West Virginia on Friday submitted its plan for COVID-19 vaccine distribution to the federal Centers for Disease Control and Prevention, Gov. Jim Justice announced during his COVID-19 news briefing on Friday.
The plan, which was not shared during the briefing, is supposed to provide guidance for how the state will organize its distribution of a forthcoming COVID-19 vaccine, though it’s still unclear when a vaccine will be available.
Justice did not give specifics of the plan, but said if it’s possible, he could see front line workers and first responders — including doctors and nurses — receiving a vaccine by the end of this year.
Nationally, some vaccine trials have failed in recent weeks, and there is no guarantee when one will be cleared by the Federal Drug Administration for distribution to the public. Experts agree, however, that distribution of the vaccine could in itself take up to a year, if not longer.
- Three more West Virginians died due to complications with COVID-19, bringing the total dead to 396. So far, there have been 19,580 confirmed cases of COVID-19 in the state.
The state Department of Health and Human Resources announced that, through a partnership with the West Virginia Health Information Network, the agency can now receive and report results from rapid COVID-19 testing electronically.
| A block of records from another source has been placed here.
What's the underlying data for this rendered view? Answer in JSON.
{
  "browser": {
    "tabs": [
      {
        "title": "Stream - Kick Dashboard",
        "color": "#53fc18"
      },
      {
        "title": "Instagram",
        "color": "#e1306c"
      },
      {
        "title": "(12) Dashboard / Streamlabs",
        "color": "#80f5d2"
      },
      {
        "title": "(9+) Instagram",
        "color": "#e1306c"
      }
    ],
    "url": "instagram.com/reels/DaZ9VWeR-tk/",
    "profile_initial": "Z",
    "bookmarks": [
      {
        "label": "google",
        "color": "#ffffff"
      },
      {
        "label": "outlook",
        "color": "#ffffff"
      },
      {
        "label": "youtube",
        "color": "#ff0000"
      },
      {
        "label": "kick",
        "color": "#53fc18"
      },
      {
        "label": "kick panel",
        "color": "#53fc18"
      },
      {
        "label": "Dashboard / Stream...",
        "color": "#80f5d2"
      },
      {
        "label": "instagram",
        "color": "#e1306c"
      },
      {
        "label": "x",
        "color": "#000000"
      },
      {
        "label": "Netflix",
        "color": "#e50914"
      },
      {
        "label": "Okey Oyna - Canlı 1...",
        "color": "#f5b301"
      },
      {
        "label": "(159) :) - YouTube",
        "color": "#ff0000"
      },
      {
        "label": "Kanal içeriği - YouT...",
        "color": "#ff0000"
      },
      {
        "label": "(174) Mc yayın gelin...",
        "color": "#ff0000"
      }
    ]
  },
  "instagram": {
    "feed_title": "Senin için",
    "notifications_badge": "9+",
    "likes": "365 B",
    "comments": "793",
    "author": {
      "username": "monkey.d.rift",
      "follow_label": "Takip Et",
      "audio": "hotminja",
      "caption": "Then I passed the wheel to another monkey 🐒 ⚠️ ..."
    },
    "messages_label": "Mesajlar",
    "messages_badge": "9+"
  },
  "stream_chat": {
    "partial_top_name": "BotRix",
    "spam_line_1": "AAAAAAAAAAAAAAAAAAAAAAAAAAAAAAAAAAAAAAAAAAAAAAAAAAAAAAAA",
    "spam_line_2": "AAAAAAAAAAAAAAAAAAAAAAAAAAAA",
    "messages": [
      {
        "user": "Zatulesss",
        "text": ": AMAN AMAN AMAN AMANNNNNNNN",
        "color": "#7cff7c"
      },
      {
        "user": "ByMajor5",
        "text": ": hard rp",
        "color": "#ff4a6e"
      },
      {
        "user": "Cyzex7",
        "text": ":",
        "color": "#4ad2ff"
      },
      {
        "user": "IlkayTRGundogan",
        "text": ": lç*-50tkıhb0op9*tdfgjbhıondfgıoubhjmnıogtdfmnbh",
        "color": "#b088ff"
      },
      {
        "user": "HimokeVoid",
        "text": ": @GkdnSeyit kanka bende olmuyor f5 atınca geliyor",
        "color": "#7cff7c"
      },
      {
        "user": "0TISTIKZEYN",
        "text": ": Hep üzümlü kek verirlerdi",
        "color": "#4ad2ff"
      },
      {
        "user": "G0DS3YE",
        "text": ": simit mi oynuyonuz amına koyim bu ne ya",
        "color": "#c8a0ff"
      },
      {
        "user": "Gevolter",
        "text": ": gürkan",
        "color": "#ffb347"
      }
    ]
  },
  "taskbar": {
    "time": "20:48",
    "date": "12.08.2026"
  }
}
With that ability, the state now receives electronic results from 170 testing entities instead of just 97, which explains the influx of lab reports from Thursday seen on the state COVID-19 dashboard.
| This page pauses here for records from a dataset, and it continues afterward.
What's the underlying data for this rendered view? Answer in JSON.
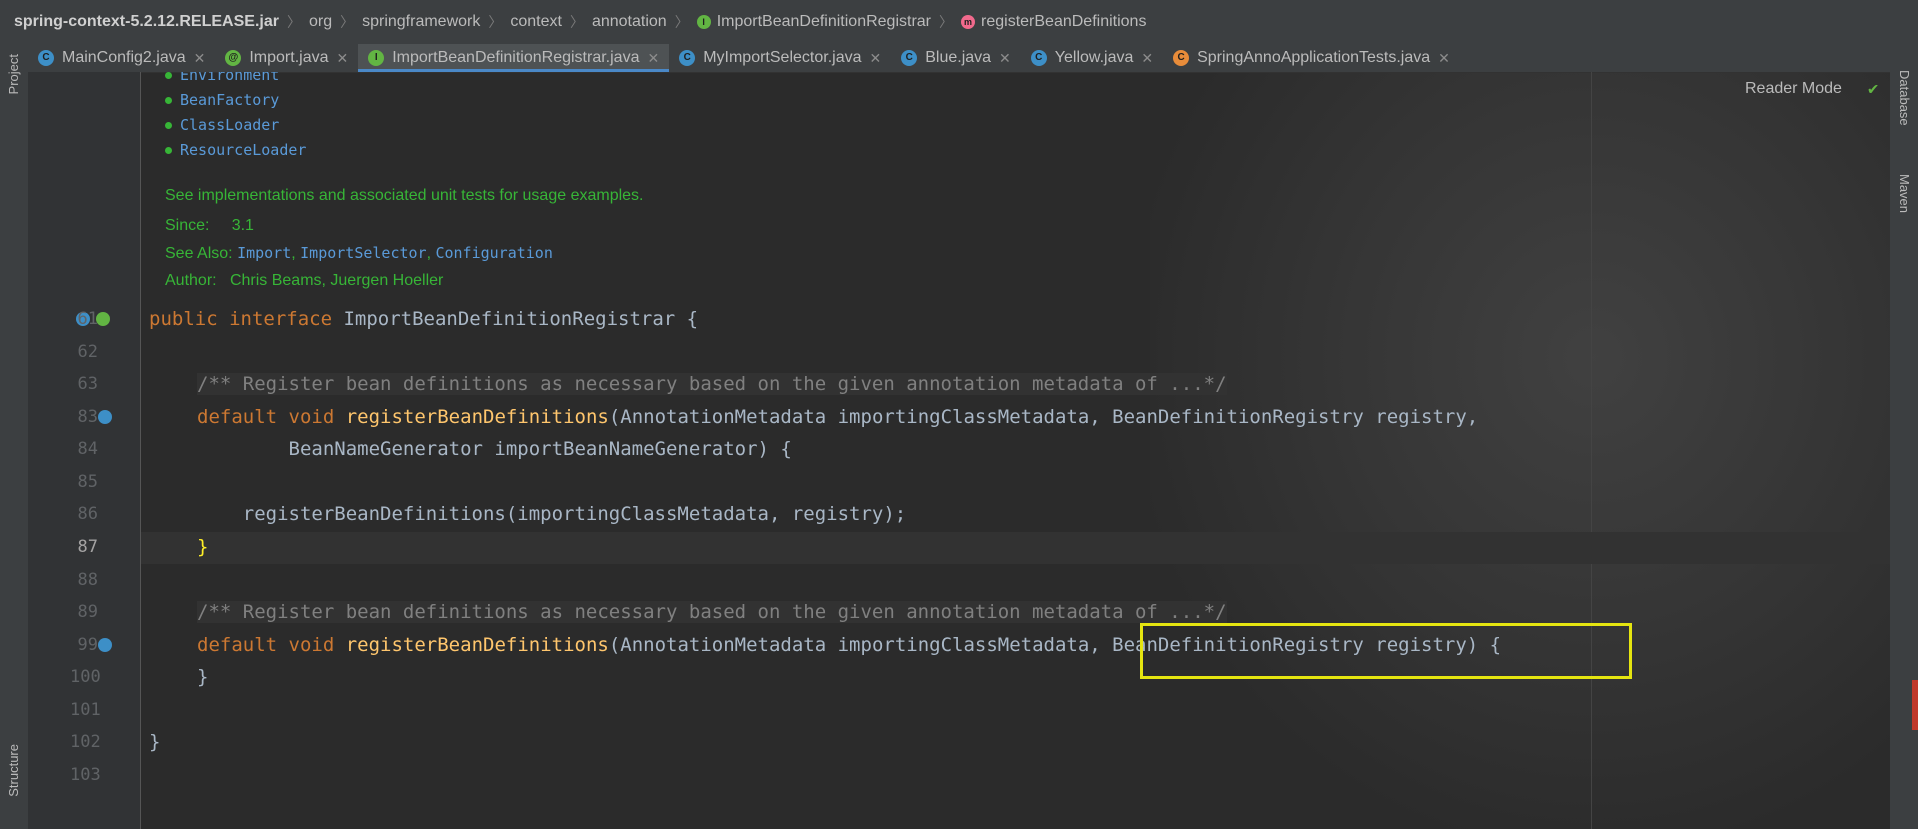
{
  "breadcrumb": {
    "jar": "spring-context-5.2.12.RELEASE.jar",
    "p1": "org",
    "p2": "springframework",
    "p3": "context",
    "p4": "annotation",
    "interface": "ImportBeanDefinitionRegistrar",
    "method": "registerBeanDefinitions"
  },
  "tabs": [
    {
      "label": "MainConfig2.java",
      "icon": "class-icon"
    },
    {
      "label": "Import.java",
      "icon": "annotation-icon"
    },
    {
      "label": "ImportBeanDefinitionRegistrar.java",
      "icon": "interface-icon",
      "active": true
    },
    {
      "label": "MyImportSelector.java",
      "icon": "class-icon"
    },
    {
      "label": "Blue.java",
      "icon": "class-icon"
    },
    {
      "label": "Yellow.java",
      "icon": "class-icon"
    },
    {
      "label": "SpringAnnoApplicationTests.java",
      "icon": "test-class-icon"
    }
  ],
  "sidebar": {
    "left_top": "Project",
    "left_bottom": "Structure",
    "right_top": "Database",
    "right_mid": "Maven"
  },
  "reader_mode": "Reader Mode",
  "doc": {
    "items": [
      "Environment",
      "BeanFactory",
      "ClassLoader",
      "ResourceLoader"
    ],
    "see_impl": "See implementations and associated unit tests for usage examples.",
    "since_label": "Since:",
    "since_value": "3.1",
    "see_also_label": "See Also:",
    "see_also": [
      "Import",
      "ImportSelector",
      "Configuration"
    ],
    "author_label": "Author:",
    "author_value": "Chris Beams, Juergen Hoeller"
  },
  "lines": {
    "n61": "61",
    "n62": "62",
    "n63": "63",
    "n83": "83",
    "n84": "84",
    "n85": "85",
    "n86": "86",
    "n87": "87",
    "n88": "88",
    "n89": "89",
    "n99": "99",
    "n100": "100",
    "n101": "101",
    "n102": "102",
    "n103": "103"
  },
  "code": {
    "l61_kw": "public interface",
    "l61_rest": " ImportBeanDefinitionRegistrar {",
    "l63_comment": "/** Register bean definitions as necessary based on the given annotation metadata of ...*/",
    "l83_kw": "default void",
    "l83_fn": "registerBeanDefinitions",
    "l83_rest": "(AnnotationMetadata importingClassMetadata, BeanDefinitionRegistry registry,",
    "l84": "        BeanNameGenerator importBeanNameGenerator) {",
    "l86": "    registerBeanDefinitions(importingClassMetadata, registry);",
    "l87": "}",
    "l89_comment": "/** Register bean definitions as necessary based on the given annotation metadata of ...*/",
    "l99_kw": "default void",
    "l99_fn": "registerBeanDefinitions",
    "l99_rest": "(AnnotationMetadata importingClassMetadata, BeanDefinitionRegistry registry) {",
    "l100": "}",
    "l102": "}"
  },
  "colors": {
    "keyword": "#cc7832",
    "method": "#ffc66d",
    "doc_text": "#37b537",
    "doc_link": "#5a9ad8",
    "highlight_box": "#e5e510"
  }
}
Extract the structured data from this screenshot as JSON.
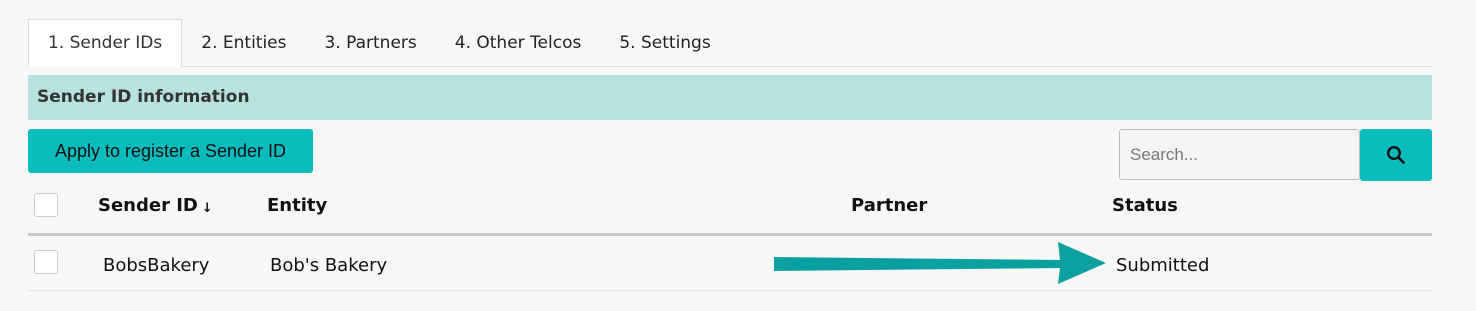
{
  "tabs": [
    {
      "label": "1. Sender IDs",
      "active": true
    },
    {
      "label": "2. Entities",
      "active": false
    },
    {
      "label": "3. Partners",
      "active": false
    },
    {
      "label": "4. Other Telcos",
      "active": false
    },
    {
      "label": "5. Settings",
      "active": false
    }
  ],
  "section": {
    "title": "Sender ID information"
  },
  "toolbar": {
    "apply_label": "Apply to register a Sender ID",
    "search_placeholder": "Search...",
    "search_icon": "search-icon"
  },
  "table": {
    "columns": {
      "sender_id": "Sender ID",
      "sort_indicator": "↓",
      "entity": "Entity",
      "partner": "Partner",
      "status": "Status"
    },
    "rows": [
      {
        "sender_id": "BobsBakery",
        "entity": "Bob's Bakery",
        "partner": "",
        "status": "Submitted"
      }
    ]
  },
  "annotation": {
    "arrow_color": "#0aa0a0",
    "icon": "right-arrow-annotation"
  },
  "colors": {
    "accent": "#0bbcbc",
    "section_header_bg": "#b8e2e0"
  }
}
- Justice urged anyone who can to get tested for COVID-19, especially in counties designated as red or orange on the state color-coded map